going on to the next plant. If you are doing advanced work with wild
plants, wait at least a day before you use or consume the plant in case
you have a delayed reaction to some component.
Experiment Number Two
Taste as in experiment one, but use these inedible (poisonous) parts
of common foods: Lemon inner rind, apple seeds, rhubarb leaves, lettuce
root, the inner soft pit of a peach.
Experiment Number Three
Taste as in experiment one, these poisonous plants (fresh or dried):
wormwood leaf, goldenseal root, yellow dock root, echinacea root, eucalyptus
leaf, motherwort leaf.
Aromatic plants are rich in essential oils. We often use them to season
and preserve food. In small quantity, these oils are not harmful, but
concentrated, they threaten the liver, kidneys, and life itself. Smell
and taste, as in experiment one, as many aromatic plants as you can:
thyme, rosemary, oregano, lavender, sage, orange peel, cloves, cinnamon,
nutmeg. Brew strong teas (steep overnight) of these plants and taste.
Can you see, smell, or taste more essential oils? Smell or taste one
drop of the extracted essential oil of any of these plants.
1. What is an alkaloid? Medicinal plants often contain groups of alkaloids. Name
seven plants rich in alkaloids (specify the part); then name at least
three of the alkaloids in each plant. 2. What are glycosides? Name at
least four glycosides and describe the effect each has. Name seven plants
rich in glycosides; specify the part of the plant and the kind of glycoside.
3. What are resins? Name four or more plants (specify part) rich in

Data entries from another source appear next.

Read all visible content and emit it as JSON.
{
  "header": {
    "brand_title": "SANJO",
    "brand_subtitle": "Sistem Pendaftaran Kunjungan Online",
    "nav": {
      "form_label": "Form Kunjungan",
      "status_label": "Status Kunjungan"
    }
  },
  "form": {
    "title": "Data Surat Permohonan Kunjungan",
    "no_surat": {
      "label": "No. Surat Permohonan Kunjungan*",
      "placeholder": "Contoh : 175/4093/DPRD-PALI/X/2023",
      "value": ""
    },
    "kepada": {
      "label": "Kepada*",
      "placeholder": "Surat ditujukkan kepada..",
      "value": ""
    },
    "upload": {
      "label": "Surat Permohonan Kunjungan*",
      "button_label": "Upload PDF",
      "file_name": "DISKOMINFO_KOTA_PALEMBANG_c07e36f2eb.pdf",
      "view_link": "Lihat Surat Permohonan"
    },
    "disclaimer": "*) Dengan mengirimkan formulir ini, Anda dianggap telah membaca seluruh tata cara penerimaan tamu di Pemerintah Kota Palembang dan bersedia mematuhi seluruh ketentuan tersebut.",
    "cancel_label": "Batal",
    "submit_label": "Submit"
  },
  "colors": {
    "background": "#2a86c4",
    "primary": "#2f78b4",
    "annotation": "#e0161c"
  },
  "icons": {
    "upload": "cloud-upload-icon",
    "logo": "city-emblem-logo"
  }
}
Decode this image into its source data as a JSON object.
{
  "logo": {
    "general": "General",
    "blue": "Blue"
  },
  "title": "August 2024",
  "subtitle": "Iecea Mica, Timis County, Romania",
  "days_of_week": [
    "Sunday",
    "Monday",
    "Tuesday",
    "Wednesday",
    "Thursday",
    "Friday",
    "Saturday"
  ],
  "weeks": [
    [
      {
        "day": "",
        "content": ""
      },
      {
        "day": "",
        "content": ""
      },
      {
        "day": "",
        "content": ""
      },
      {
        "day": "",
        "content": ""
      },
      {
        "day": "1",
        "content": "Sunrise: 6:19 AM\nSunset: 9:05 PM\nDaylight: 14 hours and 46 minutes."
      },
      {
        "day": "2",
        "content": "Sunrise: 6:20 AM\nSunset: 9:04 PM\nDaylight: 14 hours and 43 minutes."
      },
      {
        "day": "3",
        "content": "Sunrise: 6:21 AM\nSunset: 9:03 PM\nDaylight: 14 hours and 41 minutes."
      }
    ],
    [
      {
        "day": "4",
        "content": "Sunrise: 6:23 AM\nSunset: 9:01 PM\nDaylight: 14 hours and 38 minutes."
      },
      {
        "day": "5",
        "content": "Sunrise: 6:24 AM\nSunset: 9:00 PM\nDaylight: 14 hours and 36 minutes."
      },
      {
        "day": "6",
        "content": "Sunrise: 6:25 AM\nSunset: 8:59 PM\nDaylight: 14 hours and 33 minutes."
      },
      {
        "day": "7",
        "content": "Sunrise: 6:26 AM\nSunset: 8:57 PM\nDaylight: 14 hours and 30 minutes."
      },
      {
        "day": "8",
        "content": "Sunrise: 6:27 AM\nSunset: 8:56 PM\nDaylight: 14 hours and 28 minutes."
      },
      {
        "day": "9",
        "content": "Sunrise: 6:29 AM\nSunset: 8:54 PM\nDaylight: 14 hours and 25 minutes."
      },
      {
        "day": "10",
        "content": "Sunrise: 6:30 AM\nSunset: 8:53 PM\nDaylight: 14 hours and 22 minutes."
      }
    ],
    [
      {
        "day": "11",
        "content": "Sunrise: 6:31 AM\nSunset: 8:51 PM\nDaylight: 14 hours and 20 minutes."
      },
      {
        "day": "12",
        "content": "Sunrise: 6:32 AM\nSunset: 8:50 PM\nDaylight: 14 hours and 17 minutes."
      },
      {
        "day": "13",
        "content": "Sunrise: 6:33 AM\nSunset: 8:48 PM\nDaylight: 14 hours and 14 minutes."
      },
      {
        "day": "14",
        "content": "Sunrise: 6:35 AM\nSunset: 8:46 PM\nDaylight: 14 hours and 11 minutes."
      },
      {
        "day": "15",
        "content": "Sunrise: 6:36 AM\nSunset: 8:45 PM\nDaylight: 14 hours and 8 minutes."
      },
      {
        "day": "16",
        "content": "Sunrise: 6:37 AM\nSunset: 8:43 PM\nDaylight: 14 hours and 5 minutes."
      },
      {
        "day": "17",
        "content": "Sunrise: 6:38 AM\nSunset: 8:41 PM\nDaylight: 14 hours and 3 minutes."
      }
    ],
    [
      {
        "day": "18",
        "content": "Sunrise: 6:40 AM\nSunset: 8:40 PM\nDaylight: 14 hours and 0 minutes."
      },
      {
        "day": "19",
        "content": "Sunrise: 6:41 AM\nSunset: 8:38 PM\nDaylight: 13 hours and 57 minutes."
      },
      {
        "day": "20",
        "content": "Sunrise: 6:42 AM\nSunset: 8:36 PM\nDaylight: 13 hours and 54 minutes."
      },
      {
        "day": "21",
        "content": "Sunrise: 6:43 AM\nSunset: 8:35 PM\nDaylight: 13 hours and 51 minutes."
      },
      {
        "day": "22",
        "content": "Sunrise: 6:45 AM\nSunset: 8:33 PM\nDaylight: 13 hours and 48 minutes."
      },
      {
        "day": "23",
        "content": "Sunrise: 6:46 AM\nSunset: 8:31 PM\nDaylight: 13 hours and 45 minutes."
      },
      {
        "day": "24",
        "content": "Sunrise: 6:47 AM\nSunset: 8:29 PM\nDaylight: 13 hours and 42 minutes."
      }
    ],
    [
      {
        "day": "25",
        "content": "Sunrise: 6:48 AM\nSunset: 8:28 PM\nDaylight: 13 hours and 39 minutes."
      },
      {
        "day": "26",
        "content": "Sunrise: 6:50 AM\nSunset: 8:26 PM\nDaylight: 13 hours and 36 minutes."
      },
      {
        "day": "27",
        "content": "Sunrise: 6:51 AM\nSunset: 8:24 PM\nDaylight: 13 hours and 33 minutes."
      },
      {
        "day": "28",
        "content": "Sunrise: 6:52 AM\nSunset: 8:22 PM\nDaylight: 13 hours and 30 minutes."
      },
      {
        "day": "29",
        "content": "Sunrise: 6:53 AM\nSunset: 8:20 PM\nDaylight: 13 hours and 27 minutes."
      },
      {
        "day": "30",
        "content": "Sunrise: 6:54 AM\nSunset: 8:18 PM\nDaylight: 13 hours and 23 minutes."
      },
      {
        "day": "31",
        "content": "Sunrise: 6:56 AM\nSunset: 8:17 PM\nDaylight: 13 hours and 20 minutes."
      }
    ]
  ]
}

4. What are essential oils? Name a dozen or more plants rich in essential
oils (specify part).
5. What is the difference between a poison and a medicine? Are all drugs
NOTE: If you can't find the answer
to a q above use Google.com to search, you will find helpful hints.
* Give the botanical name (genus and species) for each plant you named
in the further study section.
* Taste a variety of plants that grow around you. Warning: It is possible
to experience uncomfortable or harmful effects from this experiment.
A book on poisonous plants can reassure you that the plants you are
tasting will not kill you. It is best not to put plants such as poison
ivy or poison oak in your mouth. DO NOT TASTE HOUSEPLANTS.
Reprint Authorization Information- The following 8 articles are provided by Susan S. Weed © 2002 (Link: http://www.susunweed.com/An_Article_Weed_Self-help1.htm)
These articles are designed as lessons for my students in herbal
medicine and are not intended for any use other than learning and
personal use. To contact Susan S. Weed for reprint authorization contact
her at the following email address: firstname.lastname@example.org.